Mode 
Parameter 
1st subframe 
2nd subframe 
3rd subframe 
4th subframe 
total per frame 
VADflag 
1 

23.85 kbit/s 
ISP 
46 

LTPfiltering 
1 
1 
1 
1 
4 

Pitch delay 
9 
6 
9 
6 
30 

Algebraic code 
88 
88 
88 
88 
352 

Codebook gain 
7 
7 
7 
7 
28 

HBenergy 
4 
4 
4 
4 
16 

Total 
477 

VADflag 
1 

23.05 kbit/s 
ISP 
46 

LTPfiltering 
1 
1 
1 
1 
4 

Pitch delay 
9 
6 
9 
6 
30 

Algebraic code 
88 
88 
88 
88 
352 

Gains 
7 
7 
7 
7 
28 

Total 
461 

VADflag 
1 

19.85 kbit/s 
ISP 
46 

LTPfiltering 
1 
1 
1 
1 
4 

Pitch delay 
9 
6 
9 
6 
30 

Algebraic code 
72 
72 
72 
72 
288 

Codebook gain 
7 
7 
7 
7 
28 

Total 
397 

VADflag 
1 

18.25 kbit/s 
ISP 
46 

LTPfiltering 
1 
1 
1 
1 
4 

Pitch delay 
9 
6 
9 
6 
30 

Algebraic code 
64 
64 
64 
64 
256 

Gains 
7 
7 
7 
7 
28 

Total 
365 

VADflag 
1 

15.85 kbit/s 
ISP 
46 

LTPfiltering 
1 
1 
1 
1 
4 

Pitch delay 
9 
6 
9 
6 
30 

Algebraic code 
52 
52 
52 
52 
208 

Gains 
7 
7 
7 
7 
28 

Total 
317 

VADflag 
1 

14.25 kbit/s 
ISP 
46 

LTPfiltering 
1 
1 
1 
1 
4 

Pitch delay 
9 
6 
9 
6 
30 

Algebraic code 
44 
44 
44 
44 
176 

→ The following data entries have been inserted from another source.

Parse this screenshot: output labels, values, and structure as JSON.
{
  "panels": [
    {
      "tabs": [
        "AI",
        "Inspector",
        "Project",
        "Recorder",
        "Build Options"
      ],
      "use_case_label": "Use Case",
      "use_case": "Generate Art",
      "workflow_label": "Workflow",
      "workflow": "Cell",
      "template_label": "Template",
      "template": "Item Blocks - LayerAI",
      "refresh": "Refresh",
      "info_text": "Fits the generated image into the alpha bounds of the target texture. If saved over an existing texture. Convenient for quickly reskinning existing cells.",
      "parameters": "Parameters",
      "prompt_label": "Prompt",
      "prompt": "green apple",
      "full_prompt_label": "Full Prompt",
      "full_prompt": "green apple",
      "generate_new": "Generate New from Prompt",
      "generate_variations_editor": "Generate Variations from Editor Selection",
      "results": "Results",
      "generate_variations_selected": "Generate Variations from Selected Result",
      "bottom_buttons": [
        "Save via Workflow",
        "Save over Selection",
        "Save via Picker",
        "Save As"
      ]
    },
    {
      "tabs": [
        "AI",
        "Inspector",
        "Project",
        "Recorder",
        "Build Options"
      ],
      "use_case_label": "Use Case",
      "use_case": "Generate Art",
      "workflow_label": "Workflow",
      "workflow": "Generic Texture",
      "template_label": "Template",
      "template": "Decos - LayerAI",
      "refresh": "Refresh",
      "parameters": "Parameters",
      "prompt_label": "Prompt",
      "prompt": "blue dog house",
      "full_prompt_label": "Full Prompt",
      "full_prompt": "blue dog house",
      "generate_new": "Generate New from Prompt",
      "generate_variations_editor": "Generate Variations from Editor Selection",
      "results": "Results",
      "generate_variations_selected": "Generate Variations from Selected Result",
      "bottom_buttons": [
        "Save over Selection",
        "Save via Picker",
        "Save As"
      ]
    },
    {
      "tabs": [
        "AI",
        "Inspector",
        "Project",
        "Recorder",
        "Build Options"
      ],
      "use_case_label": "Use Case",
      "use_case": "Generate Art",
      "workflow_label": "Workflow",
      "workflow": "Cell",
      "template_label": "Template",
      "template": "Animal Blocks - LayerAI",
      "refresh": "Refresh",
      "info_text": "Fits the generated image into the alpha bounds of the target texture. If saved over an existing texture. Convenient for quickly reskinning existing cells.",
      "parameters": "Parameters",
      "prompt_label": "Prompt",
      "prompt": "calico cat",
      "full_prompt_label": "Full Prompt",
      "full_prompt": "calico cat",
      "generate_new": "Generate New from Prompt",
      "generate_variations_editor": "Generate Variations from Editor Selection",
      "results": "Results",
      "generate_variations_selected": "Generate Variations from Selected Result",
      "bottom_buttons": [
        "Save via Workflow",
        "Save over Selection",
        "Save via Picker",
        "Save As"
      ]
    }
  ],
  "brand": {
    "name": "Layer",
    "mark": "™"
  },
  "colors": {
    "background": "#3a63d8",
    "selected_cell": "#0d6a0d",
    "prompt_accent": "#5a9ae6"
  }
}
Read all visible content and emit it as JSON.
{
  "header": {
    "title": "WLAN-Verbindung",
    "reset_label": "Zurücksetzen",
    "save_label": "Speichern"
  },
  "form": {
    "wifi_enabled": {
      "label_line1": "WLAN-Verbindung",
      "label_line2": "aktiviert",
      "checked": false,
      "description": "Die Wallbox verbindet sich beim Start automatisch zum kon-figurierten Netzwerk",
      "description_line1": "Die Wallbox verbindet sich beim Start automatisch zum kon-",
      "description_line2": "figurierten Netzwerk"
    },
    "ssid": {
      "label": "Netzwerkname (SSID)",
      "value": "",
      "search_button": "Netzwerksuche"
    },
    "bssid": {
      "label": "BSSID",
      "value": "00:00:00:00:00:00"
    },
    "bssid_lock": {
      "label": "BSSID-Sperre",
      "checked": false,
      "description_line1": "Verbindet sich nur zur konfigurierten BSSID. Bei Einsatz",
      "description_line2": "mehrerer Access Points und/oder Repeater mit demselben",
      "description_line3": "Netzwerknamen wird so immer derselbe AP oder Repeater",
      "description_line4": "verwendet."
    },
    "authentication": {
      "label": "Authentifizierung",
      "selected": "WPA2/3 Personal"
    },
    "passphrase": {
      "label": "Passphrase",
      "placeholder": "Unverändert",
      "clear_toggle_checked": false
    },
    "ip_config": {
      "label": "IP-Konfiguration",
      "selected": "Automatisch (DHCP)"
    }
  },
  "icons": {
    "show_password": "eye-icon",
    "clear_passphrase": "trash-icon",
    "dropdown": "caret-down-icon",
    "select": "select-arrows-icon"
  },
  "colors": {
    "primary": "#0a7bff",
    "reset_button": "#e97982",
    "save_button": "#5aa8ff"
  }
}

Gains 
7 
7 
7 
7 
28 

Total 
285 

VADflag 
1 

12.65 kbit/s 
ISP 
46 

LTPfiltering 
1 
1 
1 
1 
4 

Pitch delay 
9 
6 
9 
6 
30 

Algebraic code 
36 
36 
36 
36 
144 

Gains 
7 
7 
7 
7 
28 

Total 
253 

VADflag 
1 

8.85 kbit/s 
ISP 
46 

Pitch delay 
8 
5 
8 
5 
26 

Algebraic code 
20 
20 
20 
20 
80 

Gains 
6 
6 
6 
6 
24 

Total 
177 

VADflag 
1 

6.60 kbit/s 
ISP 
36 

Pitch delay 
8 
5 
5 
5 
23 

Algebraic code 
12 
12 
12 
12 
48 

Gains 
6 
6 
6 
6 
24 

Total 
132 
4.4 Principles of the adaptive multirate speech decoder
The signal flow at the decoder is shown in Figure 3. At the decoder, the transmitted indices are extracted from the received bitstream. The indices are decoded to obtain the coder parameters at each transmission frame. These parameters are the ISP vector, the 4 fractional pitch lags, the 4 LTP filtering parameters, the 4 innovative codevectors, and the 4 sets of vector quantized pitch and innovative gains. In 23.85 kbit/s mode, also highband gain index is decoded. The ISP vector is converted to the LP filter coefficients and interpolated to obtain LP filters at each subframe. Then, at each 64sample subframe:
– The excitation is constructed by adding the adaptive and innovative codevectors scaled by their respective gains.
– The 12.8 kHz speech is reconstructed by filtering the excitation through the LP synthesis filter.
– The reconstructed speech is deemphasized.
Finally, the reconstructed speech is upsampled to 16 kHz and highband speech signal is added to the frequency band from 6 kHz to 7 kHz.
4.5 Sequence and subjective importance of encoded parameters
The encoder will produce the output information in a unique sequence and format, and the decoder must receive the same information in the same way. In table 12a12i, the sequence of output bits and the bit allocation for each parameter is shown.
The different parameters of the encoded speech and their individual bits have unequal importance with respect to subjective quality. The output and input frame formats for the AMR wideband speech codec are given in [2], where a reordering of bits take place.